Immunotherapy. It's working.
By: Terry Murdock, MS | February 04, 2016
February 4 is World Cancer Day, a global annual event to raise awareness and education about challenges we face and accomplishments we have achieved in the fight against cancer. This year in particular, there is much to celebrate. Thanks to the commitment by leading cancer researchers, along with innovative partnerships between pharma, academia, and the government to share knowledge and work collaboratively, we have made significant strides in developing new technologies and treatments for this disease. And many of the most innovative accomplishments involve immunotherapy.
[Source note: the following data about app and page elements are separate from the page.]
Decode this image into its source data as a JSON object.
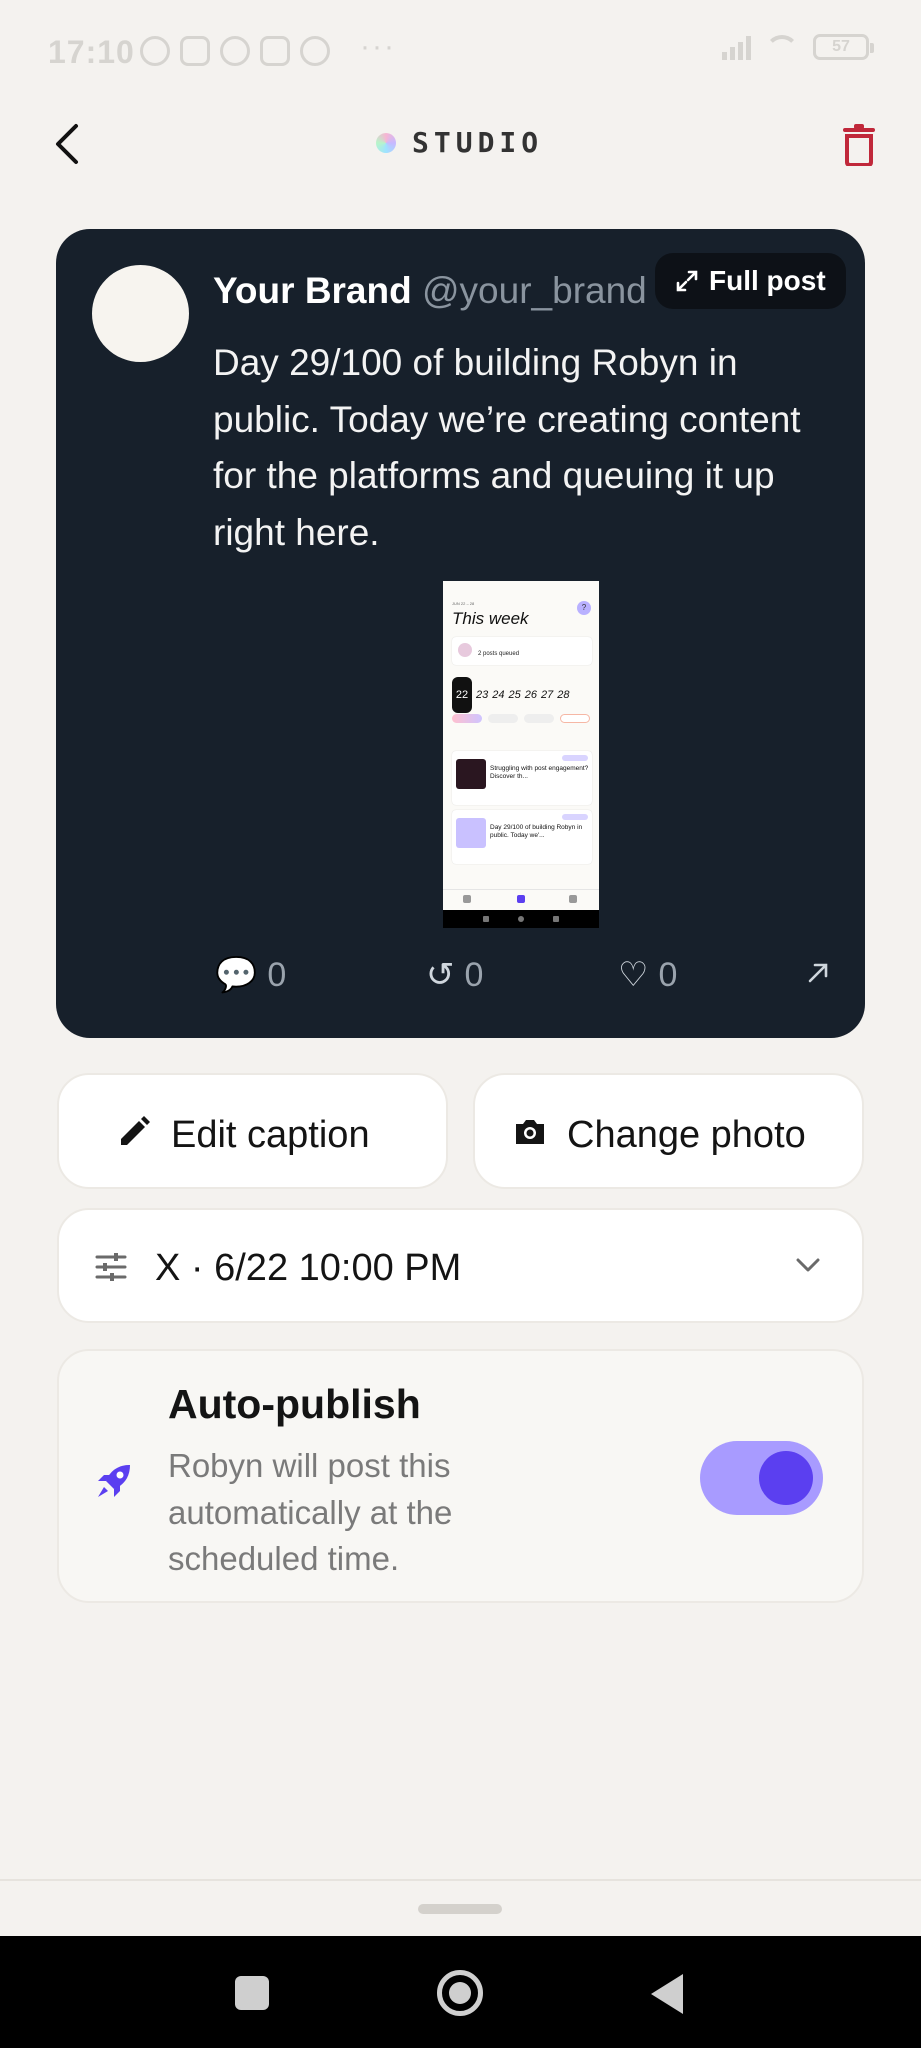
{
  "status_bar": {
    "time": "17:10",
    "more": "···",
    "battery": "57"
  },
  "header": {
    "brand": "STUDIO",
    "back_icon": "chevron-left-icon",
    "delete_icon": "trash-icon"
  },
  "post": {
    "name": "Your Brand",
    "handle": "@your_brand · now",
    "full_post_label": "Full post",
    "text": "Day 29/100 of building Robyn in public. Today we’re creating content for the platforms and queuing it up right here.",
    "stats": {
      "comments": "0",
      "reposts": "0",
      "likes": "0"
    }
  },
  "preview": {
    "range": "JUN 22 – 28",
    "title": "This week",
    "queue_text": "2 posts queued",
    "days": [
      "22",
      "23",
      "24",
      "25",
      "26",
      "27",
      "28"
    ],
    "rows": [
      "Struggling with post engagement? Discover th...",
      "Day 29/100 of building Robyn in public. Today we'..."
    ]
  },
  "actions": {
    "edit_caption": "Edit caption",
    "change_photo": "Change photo"
  },
  "schedule": {
    "label": "X · 6/22 10:00 PM"
  },
  "auto_publish": {
    "title": "Auto-publish",
    "description": "Robyn will post this automatically at the scheduled time.",
    "enabled": true
  },
  "colors": {
    "card_bg": "#17202b",
    "accent": "#5b3ff0",
    "accent_light": "#a89bff",
    "danger": "#c0283a",
    "page_bg": "#f4f2ef"
  }
}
Immunotherapy, which harnesses the power of the immune system to attack cancerous cells, has played an integral role in oncology research for more than a century, but in the last few years we’ve seen many extraordinary discoveries that are transforming our approach to cancer care and dramatically improving the number of patients receiving treatment and duration of their survival.
Why immunotherapy works
The immune system is an ideal anti-cancer agent because it controls an array of diverse immune cells that have a high degree of specificity and the ability to distinguish minute chemical alterations. It also has a long memory, which means once a body develops immunity to a specific cancer, that immunity can last for up to several decades after effective antigen priming. Immunotherapy can also be delivered in various therapeutic formats.
One of the most exciting formats is checkpoint inhibitors, which work by releasing the natural brakes on the immune system so it can attack cancer tumors on its own. This is a game changing development that promises to have a huge impact on patient outcomes, because checkpoint inhibitors cause the immune system to target the tumor in real time, rather than waiting for lab tests to hunt down vulnerabilities in the tumor, which can change over time and delay treatment.
From a research perspective, immune checkpoint inhibitors are leading the way in clinical discovery and enthusiasm, given the exciting data yielded to date. As further research continues to elucidate the biology behind the anti-tumor immune response that is released by these checkpoint inhibitors, they are beginning to clarify why certain patients and indications may be more amenable to this class of agents, all of which helps us hone our ability to deliver precision medicine and improve outcomes for cancer patient worldwide. And while checkpoint inhibitors alone are good, there is much more work needed. Combining them with other immune therapies or more traditional methods such as surgery, radiation therapy, chemotherapy, and new therapies targeted at a specific mechanism is likely to be beneficial.
Opportunities to Accelerate Development
Such dramatic innovations are likely to continue in the oncology, thanks in part to new collaborations developed to support work in this space. For example, The National Immunotherapy Coalition (NIC) was recently established to bring expert and industry leaders together to drive the next generation of immunotherapy in cancer research. This unprecedented collaboration of multinational pharmaceutical, biotechnology companies, academic centers and community oncologists will make possible access to over 60 novel and approved agents under exploration, and will enable rapid testing of novel immunotherapy combination protocols. It will also form the basis of The Cancer MoonShot 2020. The NIC expects to design, initiate and complete randomized clinical trials in cancer patients with cancer at all stages of disease in up to 20 tumor types in as many as 20,000 patients by the year 2020.
Similarly, three research centers in the UK are collaborating to advance academic discoveries into commercially viable immuno-oncology cellular therapy. The venture, which includes Cancer Research Technology, Cancer Research UK’s commercialization arm; Cell Therapy Catapult, an organization working to move cell and gene therapy from academia to industry; and the University of Birmingham, is grounded on a new-generation chimeric antigen receptor T cell (CAR-T), directed toward a new and highly specific marker of CLEC14a tumor angiogenesis. The therapy acts as a vasculature disruptive agent that compromises the tumors’ oxygen supply, inhibiting growth. The approach is expected to enter into clinical trials as soon as preclinical development is finished.
Regulatory agencies, including the U.S. Food and Drug Administration and European Medicines Agency, are also showing significant interest in the potential of immunotherapy, further validating the impact of this treatment path.
Such advances are generating incredible excitement in the field of oncology, and giving hope to millions of cancer patients who no longer need to think of their diagnosis as a death sentence. But this is just the first wave for immunotherapy development and we have so much more to discover. While the initial promise of immunotherapy rests largely in its aptitude for broad application in various patient populations, the algorithm for effective use in oncology is excruciatingly nuanced, and reduces the reality of broader success at this time. The real hope now is to understand why immunotherapy can work, and when it cannot.
To do that we need to continue supporting cross-industry collaborations among leaders from the biopharma community, academia, regulators, and private sector investors, who have the resources and passion to drive these discoveries forward; then creating environments in which they can share ideas and brainstorm solutions. Such collaborations are the best hope for driving this research forward, and accelerating delivery of much-needed, new cancer therapies to patients.
For further discussion, please join Quintiles in a Google Hangout on February 26: Focus on the patient: Bridging perspectives in immuno-oncology research